The majority of advertisers would like to see the current system of
trading TV scrapped and replaced by a more accurate one, according to a
survey by Media Audits.
The research, which questioned the UK’s leading blue-chip companies,
found that 70% of clients felt there was an urgent need to find an
alternative to the existing system, known as Station Average Price.
It revealed that most clients favour replacing it with a system based on
a broadcaster’s delivery of guaranteed audience coverage.
A total of 62% said that they would like to see TV airtime traded via
this system; 23% favoured fixed price, while 21% were happy to stick
SAP is based on the price of ITV’s airtime and is determined by a TV
station’s revenue divided by its audience.
However, advertisers are becoming increasingly restless because the
system is based on a notional average price benchmark.
Their calls for change have been fuelled by the desire to achieve more
cost-effective audience coverage in the face of falling ratings and
unpredictable audience levels.
However, the broadcast director of one top five media agency commented:
’No media owner would do a coverage deal - it would cost thousands.
Coverage is driven by viewers and no contractor can guarantee how many
viewers will watch a programme.’
He admitted that SAP was flawed because it is impossible to guarantee
levels of communication, but added: ’Of course it would be better to
have fixed price or guaranteed coverage. But realistically, it wouldn’t
work because the buyer and seller would never agree a deal.’
Lynda Graham, managing director of Media Audits, said: ’Taking into
account the many millions of pounds advertisers spend on TV airtime,
creating a currency that accurately reflects what they want and need
seems to be eminently sensible.’
The research was based on a sample of 60 leading blue-chip advertisers

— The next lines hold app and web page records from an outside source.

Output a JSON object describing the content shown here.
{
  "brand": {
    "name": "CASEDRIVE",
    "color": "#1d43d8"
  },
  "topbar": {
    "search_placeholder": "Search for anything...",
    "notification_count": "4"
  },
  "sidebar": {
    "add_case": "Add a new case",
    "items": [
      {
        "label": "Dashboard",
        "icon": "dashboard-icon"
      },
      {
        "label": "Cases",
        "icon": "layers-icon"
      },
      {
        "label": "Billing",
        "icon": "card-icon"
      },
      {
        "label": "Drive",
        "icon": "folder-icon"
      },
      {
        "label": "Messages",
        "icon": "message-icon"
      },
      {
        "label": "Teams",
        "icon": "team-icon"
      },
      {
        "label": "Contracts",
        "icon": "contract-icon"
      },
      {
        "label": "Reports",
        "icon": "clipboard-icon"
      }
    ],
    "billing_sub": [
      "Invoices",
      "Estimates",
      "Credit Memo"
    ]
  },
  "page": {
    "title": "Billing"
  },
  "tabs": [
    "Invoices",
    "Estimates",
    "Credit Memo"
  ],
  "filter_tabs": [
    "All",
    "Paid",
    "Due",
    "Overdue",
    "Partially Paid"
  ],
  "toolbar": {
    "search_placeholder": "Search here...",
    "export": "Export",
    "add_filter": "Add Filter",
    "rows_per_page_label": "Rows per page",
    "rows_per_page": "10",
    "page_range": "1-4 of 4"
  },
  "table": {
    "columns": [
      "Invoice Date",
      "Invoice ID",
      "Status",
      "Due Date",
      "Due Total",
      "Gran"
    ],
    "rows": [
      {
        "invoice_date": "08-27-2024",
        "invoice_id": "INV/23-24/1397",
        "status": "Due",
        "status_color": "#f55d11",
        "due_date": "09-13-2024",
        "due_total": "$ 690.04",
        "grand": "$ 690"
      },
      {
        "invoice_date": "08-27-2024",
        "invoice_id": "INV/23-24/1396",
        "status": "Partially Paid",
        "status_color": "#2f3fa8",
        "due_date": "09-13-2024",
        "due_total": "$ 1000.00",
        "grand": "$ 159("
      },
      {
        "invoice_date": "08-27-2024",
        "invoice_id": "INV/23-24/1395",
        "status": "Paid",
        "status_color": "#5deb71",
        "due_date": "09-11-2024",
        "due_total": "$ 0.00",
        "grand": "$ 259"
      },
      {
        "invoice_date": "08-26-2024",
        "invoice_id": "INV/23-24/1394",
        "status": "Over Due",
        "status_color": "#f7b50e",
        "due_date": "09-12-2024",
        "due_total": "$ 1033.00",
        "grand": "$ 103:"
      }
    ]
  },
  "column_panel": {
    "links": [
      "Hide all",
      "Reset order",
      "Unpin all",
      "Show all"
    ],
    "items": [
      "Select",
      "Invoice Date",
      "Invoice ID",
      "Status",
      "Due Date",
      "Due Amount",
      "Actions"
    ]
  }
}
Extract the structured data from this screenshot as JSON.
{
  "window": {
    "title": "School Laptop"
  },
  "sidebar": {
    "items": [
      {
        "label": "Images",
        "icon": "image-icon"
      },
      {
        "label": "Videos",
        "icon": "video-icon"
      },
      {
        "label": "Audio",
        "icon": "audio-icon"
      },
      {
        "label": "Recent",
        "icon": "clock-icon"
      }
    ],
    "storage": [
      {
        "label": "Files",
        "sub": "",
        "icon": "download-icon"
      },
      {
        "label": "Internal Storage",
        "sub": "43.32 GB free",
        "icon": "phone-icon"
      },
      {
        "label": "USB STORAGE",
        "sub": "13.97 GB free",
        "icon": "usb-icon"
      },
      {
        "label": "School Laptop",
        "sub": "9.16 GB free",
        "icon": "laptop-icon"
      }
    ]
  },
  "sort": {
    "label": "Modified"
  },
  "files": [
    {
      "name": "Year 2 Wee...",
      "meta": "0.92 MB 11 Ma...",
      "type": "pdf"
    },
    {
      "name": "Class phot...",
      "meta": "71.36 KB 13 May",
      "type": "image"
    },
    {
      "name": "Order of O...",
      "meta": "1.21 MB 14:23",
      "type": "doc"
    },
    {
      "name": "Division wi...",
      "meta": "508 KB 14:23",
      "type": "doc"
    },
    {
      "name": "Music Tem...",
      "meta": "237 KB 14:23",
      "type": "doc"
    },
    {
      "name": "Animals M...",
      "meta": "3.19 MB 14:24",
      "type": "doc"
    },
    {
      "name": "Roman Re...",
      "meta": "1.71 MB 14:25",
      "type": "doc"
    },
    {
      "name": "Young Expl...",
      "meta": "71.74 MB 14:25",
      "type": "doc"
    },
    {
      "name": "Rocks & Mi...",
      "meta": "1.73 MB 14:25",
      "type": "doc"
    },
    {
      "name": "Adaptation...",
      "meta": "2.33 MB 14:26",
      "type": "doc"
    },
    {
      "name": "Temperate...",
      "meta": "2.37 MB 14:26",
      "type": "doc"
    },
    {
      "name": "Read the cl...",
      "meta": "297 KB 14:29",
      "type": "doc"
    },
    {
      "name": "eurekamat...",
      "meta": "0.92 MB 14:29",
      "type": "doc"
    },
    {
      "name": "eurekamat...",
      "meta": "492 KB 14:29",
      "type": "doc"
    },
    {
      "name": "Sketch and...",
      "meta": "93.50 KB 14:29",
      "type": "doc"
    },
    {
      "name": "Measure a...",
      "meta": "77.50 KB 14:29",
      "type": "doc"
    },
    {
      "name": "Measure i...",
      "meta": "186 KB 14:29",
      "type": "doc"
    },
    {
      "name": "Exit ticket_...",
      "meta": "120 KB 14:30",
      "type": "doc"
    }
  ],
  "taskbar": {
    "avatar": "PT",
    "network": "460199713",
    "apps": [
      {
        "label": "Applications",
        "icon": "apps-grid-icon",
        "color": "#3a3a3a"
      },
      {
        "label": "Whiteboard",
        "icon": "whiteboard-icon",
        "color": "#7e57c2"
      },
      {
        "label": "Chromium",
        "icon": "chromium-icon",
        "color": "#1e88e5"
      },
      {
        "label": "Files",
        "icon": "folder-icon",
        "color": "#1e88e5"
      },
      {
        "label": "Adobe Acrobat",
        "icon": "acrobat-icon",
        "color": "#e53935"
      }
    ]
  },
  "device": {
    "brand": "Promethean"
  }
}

which between them account for advertising expenditure worth pounds
The sectors covered included FMCG, automotive and financial services.
This article was first published on Marketing